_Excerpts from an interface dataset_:
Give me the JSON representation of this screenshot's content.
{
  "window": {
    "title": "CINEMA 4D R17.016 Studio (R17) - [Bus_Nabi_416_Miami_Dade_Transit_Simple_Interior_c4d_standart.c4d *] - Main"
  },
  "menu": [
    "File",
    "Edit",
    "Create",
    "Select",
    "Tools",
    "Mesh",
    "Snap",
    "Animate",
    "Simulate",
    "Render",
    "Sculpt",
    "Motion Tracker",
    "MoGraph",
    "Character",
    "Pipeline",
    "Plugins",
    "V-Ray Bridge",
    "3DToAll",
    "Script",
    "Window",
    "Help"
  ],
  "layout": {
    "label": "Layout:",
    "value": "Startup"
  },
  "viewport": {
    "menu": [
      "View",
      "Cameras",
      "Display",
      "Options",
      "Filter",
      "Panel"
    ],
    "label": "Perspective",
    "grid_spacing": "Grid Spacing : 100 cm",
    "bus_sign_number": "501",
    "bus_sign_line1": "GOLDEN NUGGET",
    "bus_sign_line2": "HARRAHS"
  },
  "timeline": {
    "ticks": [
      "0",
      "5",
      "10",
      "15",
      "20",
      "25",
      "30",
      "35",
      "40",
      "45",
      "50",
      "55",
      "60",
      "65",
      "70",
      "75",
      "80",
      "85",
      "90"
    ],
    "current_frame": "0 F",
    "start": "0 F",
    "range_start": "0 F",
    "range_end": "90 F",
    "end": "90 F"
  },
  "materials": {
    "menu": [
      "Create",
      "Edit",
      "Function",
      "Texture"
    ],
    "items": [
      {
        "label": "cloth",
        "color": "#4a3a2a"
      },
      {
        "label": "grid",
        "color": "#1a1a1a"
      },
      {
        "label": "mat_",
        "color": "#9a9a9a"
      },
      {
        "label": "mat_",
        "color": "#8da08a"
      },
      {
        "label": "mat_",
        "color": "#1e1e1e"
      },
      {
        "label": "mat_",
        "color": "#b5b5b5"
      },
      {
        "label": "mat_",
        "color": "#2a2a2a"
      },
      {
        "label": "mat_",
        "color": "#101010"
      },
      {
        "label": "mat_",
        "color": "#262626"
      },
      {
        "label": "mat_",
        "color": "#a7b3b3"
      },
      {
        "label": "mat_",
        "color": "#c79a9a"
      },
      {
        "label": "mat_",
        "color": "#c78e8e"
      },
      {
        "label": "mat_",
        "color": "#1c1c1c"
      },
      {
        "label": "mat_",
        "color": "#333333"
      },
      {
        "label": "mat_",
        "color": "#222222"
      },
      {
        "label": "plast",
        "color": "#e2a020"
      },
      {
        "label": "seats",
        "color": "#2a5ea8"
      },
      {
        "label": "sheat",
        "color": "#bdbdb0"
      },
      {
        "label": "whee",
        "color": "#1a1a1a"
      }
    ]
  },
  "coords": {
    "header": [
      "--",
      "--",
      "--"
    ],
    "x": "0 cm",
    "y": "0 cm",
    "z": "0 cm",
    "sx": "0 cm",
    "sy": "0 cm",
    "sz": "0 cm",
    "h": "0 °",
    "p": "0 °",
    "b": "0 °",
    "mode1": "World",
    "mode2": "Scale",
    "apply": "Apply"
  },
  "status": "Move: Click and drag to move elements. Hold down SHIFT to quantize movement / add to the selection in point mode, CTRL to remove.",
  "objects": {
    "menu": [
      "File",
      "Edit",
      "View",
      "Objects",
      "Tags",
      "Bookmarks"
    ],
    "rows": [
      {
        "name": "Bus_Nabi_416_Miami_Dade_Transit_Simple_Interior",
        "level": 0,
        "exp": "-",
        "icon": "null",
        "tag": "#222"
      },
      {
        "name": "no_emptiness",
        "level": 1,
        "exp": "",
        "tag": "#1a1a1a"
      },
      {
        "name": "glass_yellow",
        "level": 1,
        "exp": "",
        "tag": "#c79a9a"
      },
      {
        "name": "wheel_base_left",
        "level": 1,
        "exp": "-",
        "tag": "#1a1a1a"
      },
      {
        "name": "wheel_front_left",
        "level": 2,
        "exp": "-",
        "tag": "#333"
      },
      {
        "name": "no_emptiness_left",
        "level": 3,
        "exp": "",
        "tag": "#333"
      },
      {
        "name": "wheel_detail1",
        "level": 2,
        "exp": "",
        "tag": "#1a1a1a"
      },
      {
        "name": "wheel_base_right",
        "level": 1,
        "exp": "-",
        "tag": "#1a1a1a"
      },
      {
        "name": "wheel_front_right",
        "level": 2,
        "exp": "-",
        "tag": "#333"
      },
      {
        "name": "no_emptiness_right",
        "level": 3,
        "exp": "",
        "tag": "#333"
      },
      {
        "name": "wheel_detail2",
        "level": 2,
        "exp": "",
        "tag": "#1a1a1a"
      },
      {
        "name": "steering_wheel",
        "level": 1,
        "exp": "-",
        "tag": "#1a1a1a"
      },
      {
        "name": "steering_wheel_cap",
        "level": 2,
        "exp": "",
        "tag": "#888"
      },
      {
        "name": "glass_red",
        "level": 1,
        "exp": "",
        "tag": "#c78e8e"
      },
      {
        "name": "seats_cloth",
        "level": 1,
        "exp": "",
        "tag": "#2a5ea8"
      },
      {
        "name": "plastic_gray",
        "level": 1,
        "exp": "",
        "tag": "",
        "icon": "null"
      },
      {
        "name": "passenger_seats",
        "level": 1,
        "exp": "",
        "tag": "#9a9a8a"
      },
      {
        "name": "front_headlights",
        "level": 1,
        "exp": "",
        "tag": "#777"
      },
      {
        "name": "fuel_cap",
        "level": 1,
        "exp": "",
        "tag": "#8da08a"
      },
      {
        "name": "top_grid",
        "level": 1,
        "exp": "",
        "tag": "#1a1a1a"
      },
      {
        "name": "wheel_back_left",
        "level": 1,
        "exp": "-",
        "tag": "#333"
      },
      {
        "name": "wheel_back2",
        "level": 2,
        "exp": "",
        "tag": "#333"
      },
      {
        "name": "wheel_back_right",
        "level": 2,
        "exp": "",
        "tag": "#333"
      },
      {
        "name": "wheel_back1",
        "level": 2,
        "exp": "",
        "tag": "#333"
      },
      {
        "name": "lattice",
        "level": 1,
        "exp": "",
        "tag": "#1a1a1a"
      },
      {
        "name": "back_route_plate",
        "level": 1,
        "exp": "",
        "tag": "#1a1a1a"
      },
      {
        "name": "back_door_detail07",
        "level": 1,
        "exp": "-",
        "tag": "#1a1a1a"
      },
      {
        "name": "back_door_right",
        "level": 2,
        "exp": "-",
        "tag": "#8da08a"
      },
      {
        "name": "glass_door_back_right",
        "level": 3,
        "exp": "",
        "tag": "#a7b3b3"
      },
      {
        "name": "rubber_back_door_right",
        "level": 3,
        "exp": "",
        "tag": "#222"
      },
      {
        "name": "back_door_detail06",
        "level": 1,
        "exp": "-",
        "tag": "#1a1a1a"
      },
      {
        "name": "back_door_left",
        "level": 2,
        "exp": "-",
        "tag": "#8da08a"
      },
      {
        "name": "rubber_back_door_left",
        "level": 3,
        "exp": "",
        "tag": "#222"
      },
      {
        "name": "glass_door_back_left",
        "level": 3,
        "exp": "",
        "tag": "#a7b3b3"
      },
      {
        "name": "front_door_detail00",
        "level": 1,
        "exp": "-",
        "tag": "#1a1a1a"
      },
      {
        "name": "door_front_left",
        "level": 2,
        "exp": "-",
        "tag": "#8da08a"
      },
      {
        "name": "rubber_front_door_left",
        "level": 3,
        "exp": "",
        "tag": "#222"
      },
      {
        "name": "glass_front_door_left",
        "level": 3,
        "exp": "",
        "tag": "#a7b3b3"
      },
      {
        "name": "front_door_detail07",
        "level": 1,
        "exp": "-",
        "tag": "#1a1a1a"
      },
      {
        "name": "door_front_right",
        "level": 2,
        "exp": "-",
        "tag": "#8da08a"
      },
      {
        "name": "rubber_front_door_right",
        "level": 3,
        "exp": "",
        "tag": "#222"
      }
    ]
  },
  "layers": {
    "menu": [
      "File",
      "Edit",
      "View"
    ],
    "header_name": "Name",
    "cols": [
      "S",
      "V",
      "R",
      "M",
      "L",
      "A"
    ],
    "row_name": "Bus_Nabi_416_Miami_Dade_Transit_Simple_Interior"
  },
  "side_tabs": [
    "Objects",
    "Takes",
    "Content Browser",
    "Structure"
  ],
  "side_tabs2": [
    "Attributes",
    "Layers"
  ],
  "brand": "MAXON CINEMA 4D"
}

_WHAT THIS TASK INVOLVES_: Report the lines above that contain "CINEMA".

_EXERCISE ANSWER_:
    "title": "CINEMA 4D R17.016 Studio (R17) - [Bus_Nabi_416_Miami_Dade_Transit_Simple_Interior_c4d_standart.c4d *] - Main"
  "brand": "MAXON CINEMA 4D"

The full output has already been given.